The book is full of wonderful colors and spooky imagery. The palette shifts to suit the mood: dusky blue and purple for the nighttime visit of the Spirit, contrasting with lush greens, pinks and orange for other island scenes and simple ocher and black for the sequences where Gauguin is justifying his decisions. The black-robed, hollow-faced Spirit reminded me of similar figures imagined by Ingmar Bergman and Hayao Miyazaki – could these film directors have been inspired by Gauguin’s Polynesian emissary of death?

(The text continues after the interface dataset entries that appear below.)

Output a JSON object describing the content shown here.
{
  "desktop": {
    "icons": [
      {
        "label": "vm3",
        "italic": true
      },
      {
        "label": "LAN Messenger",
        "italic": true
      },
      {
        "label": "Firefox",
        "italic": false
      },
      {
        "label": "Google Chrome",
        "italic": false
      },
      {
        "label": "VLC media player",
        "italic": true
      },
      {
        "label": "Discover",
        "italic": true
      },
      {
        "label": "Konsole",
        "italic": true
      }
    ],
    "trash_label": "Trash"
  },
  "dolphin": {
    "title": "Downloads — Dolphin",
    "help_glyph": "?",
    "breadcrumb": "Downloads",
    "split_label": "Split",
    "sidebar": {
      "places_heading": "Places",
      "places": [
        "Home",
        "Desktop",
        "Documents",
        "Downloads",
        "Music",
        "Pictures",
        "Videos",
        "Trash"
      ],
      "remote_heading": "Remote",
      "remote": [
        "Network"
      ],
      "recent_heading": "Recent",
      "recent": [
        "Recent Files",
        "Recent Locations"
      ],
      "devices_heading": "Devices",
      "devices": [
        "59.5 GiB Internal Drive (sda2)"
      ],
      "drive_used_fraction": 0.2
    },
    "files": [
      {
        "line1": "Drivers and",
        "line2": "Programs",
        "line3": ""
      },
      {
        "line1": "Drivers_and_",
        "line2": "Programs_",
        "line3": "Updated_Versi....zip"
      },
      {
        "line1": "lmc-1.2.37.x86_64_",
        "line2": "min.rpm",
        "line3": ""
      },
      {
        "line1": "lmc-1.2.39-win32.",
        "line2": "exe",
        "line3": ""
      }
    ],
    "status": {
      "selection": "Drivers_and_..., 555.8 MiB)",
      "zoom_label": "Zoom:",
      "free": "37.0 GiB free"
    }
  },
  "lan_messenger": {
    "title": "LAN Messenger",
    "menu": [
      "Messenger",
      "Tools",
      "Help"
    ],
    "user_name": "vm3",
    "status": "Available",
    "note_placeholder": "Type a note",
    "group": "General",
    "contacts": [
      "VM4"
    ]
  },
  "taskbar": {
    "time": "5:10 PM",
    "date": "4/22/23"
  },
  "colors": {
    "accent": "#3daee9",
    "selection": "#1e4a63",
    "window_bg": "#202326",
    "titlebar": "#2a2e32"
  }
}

Overall this struck me as a very original and atmospheric way of delivering a life story. Although the font is a little bit difficult to read and I ultimately preferred the art to the narration, they still combine to build a portrait of a brazen genius who shunned conventional duties to pursue his art and cultivate the primitive tradition in new ways. Gauguin ends with a short sequence set in Paris in 1907, as Pablo Picasso, fired up by a Gauguin retrospective show, declares, “We must break with formal beauty. We must be savages.”
I appreciated this brief peek into the future, as well as the five-page appendix of critical and biographical information on Gauguin contributed by art critic Céline Delavaux. What I said about Vincent holds true here too: I’d recommend this to anyone with an interest in the lives of artists, whether you think you’re a fan of graphic novels or not. It will be particularly intriguing to see how Dori’s vision of Gauguin compares to that in W. Somerset Maugham’s The Moon and Sixpence, which I plan to start soon.
With thanks to Paul Smith of SelfMadeHero – celebrating its 10th anniversary this year – for the review copy. Translated from the French by Edward Gauvin.